Action item:
The full set of records is to be reproduced verbatim.
Start of Block
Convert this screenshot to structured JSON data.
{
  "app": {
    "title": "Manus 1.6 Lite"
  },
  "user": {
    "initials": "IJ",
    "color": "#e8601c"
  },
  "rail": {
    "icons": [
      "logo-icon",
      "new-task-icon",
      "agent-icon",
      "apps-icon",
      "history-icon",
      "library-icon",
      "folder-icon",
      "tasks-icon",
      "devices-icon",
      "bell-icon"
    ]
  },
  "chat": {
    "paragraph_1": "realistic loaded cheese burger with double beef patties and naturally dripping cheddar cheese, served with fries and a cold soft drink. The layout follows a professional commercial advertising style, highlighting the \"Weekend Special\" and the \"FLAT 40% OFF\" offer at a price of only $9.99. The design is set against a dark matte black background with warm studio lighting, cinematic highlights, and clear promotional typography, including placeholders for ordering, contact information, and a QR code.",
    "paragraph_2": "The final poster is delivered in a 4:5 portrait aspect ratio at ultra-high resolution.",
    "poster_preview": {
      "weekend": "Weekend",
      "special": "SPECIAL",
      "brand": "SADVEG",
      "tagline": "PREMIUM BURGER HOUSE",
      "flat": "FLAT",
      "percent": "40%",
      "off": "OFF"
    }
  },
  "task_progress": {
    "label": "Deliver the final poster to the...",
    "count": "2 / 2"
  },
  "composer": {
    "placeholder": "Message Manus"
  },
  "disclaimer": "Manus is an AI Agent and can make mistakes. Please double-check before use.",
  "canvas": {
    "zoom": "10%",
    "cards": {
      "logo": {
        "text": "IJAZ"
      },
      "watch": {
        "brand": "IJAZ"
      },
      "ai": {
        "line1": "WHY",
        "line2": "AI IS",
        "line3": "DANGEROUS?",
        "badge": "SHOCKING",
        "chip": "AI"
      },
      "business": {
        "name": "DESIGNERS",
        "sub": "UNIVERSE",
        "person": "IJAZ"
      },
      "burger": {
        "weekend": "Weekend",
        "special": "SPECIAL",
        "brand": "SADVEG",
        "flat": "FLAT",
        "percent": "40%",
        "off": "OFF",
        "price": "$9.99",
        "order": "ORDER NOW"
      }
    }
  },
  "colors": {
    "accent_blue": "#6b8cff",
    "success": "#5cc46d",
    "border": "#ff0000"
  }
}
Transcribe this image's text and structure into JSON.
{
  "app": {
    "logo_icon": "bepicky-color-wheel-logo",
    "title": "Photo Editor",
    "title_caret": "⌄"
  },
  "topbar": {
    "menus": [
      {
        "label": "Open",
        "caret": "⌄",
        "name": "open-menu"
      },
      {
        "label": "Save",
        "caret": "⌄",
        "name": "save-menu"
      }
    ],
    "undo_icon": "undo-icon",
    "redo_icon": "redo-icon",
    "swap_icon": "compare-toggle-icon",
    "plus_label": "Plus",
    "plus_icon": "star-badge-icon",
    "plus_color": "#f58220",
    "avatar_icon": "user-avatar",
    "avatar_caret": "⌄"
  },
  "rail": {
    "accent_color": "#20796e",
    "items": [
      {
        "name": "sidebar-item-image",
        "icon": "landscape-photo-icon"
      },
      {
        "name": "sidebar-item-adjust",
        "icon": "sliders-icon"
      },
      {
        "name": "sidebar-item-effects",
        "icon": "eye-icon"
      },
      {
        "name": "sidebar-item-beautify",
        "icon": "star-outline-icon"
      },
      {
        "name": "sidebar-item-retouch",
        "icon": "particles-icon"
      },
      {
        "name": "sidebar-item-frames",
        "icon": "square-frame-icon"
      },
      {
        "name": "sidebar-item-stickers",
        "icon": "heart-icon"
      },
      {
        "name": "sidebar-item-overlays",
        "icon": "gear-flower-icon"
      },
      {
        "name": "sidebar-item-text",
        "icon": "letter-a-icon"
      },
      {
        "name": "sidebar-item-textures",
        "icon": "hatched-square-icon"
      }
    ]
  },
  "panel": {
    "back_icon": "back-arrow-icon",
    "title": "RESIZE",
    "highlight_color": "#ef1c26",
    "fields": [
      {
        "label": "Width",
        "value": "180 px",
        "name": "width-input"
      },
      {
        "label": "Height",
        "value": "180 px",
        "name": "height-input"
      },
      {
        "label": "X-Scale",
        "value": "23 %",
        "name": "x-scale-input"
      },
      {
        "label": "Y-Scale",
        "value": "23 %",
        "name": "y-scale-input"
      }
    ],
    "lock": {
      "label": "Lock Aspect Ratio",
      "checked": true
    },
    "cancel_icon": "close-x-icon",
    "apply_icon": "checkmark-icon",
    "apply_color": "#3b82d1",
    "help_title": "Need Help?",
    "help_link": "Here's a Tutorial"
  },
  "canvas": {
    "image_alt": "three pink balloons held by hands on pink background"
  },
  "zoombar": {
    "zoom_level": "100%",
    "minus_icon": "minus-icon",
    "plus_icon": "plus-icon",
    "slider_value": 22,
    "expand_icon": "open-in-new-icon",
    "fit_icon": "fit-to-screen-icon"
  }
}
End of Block
Solution to this task:
Convert this screenshot to structured JSON data.
{
  "app": {
    "title": "Manus 1.6 Lite"
  },
  "user": {
    "initials": "IJ",
    "color": "#e8601c"
  },
  "rail": {
    "icons": [
      "logo-icon",
      "new-task-icon",
      "agent-icon",
      "apps-icon",
      "history-icon",
      "library-icon",
      "folder-icon",
      "tasks-icon",
      "devices-icon",
      "bell-icon"
    ]
  },
  "chat": {
    "paragraph_1": "realistic loaded cheese burger with double beef patties and naturally dripping cheddar cheese, served with fries and a cold soft drink. The layout follows a professional commercial advertising style, highlighting the \"Weekend Special\" and the \"FLAT 40% OFF\" offer at a price of only $9.99. The design is set against a dark matte black background with warm studio lighting, cinematic highlights, and clear promotional typography, including placeholders for ordering, contact information, and a QR code.",
    "paragraph_2": "The final poster is delivered in a 4:5 portrait aspect ratio at ultra-high resolution.",
    "poster_preview": {
      "weekend": "Weekend",
      "special": "SPECIAL",
      "brand": "SADVEG",
      "tagline": "PREMIUM BURGER HOUSE",
      "flat": "FLAT",
      "percent": "40%",
      "off": "OFF"
    }
  },
  "task_progress": {
    "label": "Deliver the final poster to the...",
    "count": "2 / 2"
  },
  "composer": {
    "placeholder": "Message Manus"
  },
  "disclaimer": "Manus is an AI Agent and can make mistakes. Please double-check before use.",
  "canvas": {
    "zoom": "10%",
    "cards": {
      "logo": {
        "text": "IJAZ"
      },
      "watch": {
        "brand": "IJAZ"
      },
      "ai": {
        "line1": "WHY",
        "line2": "AI IS",
        "line3": "DANGEROUS?",
        "badge": "SHOCKING",
        "chip": "AI"
      },
      "business": {
        "name": "DESIGNERS",
        "sub": "UNIVERSE",
        "person": "IJAZ"
      },
      "burger": {
        "weekend": "Weekend",
        "special": "SPECIAL",
        "brand": "SADVEG",
        "flat": "FLAT",
        "percent": "40%",
        "off": "OFF",
        "price": "$9.99",
        "order": "ORDER NOW"
      }
    }
  },
  "colors": {
    "accent_blue": "#6b8cff",
    "success": "#5cc46d",
    "border": "#ff0000"
  }
}
Transcribe this image's text and structure into JSON.
{
  "app": {
    "logo_icon": "bepicky-color-wheel-logo",
    "title": "Photo Editor",
    "title_caret": "⌄"
  },
  "topbar": {
    "menus": [
      {
        "label": "Open",
        "caret": "⌄",
        "name": "open-menu"
      },
      {
        "label": "Save",
        "caret": "⌄",
        "name": "save-menu"
      }
    ],
    "undo_icon": "undo-icon",
    "redo_icon": "redo-icon",
    "swap_icon": "compare-toggle-icon",
    "plus_label": "Plus",
    "plus_icon": "star-badge-icon",
    "plus_color": "#f58220",
    "avatar_icon": "user-avatar",
    "avatar_caret": "⌄"
  },
  "rail": {
    "accent_color": "#20796e",
    "items": [
      {
        "name": "sidebar-item-image",
        "icon": "landscape-photo-icon"
      },
      {
        "name": "sidebar-item-adjust",
        "icon": "sliders-icon"
      },
      {
        "name": "sidebar-item-effects",
        "icon": "eye-icon"
      },
      {
        "name": "sidebar-item-beautify",
        "icon": "star-outline-icon"
      },
      {
        "name": "sidebar-item-retouch",
        "icon": "particles-icon"
      },
      {
        "name": "sidebar-item-frames",
        "icon": "square-frame-icon"
      },
      {
        "name": "sidebar-item-stickers",
        "icon": "heart-icon"
      },
      {
        "name": "sidebar-item-overlays",
        "icon": "gear-flower-icon"
      },
      {
        "name": "sidebar-item-text",
        "icon": "letter-a-icon"
      },
      {
        "name": "sidebar-item-textures",
        "icon": "hatched-square-icon"
      }
    ]
  },
  "panel": {
    "back_icon": "back-arrow-icon",
    "title": "RESIZE",
    "highlight_color": "#ef1c26",
    "fields": [
      {
        "label": "Width",
        "value": "180 px",
        "name": "width-input"
      },
      {
        "label": "Height",
        "value": "180 px",
        "name": "height-input"
      },
      {
        "label": "X-Scale",
        "value": "23 %",
        "name": "x-scale-input"
      },
      {
        "label": "Y-Scale",
        "value": "23 %",
        "name": "y-scale-input"
      }
    ],
    "lock": {
      "label": "Lock Aspect Ratio",
      "checked": true
    },
    "cancel_icon": "close-x-icon",
    "apply_icon": "checkmark-icon",
    "apply_color": "#3b82d1",
    "help_title": "Need Help?",
    "help_link": "Here's a Tutorial"
  },
  "canvas": {
    "image_alt": "three pink balloons held by hands on pink background"
  },
  "zoombar": {
    "zoom_level": "100%",
    "minus_icon": "minus-icon",
    "plus_icon": "plus-icon",
    "slider_value": 22,
    "expand_icon": "open-in-new-icon",
    "fit_icon": "fit-to-screen-icon"
  }
}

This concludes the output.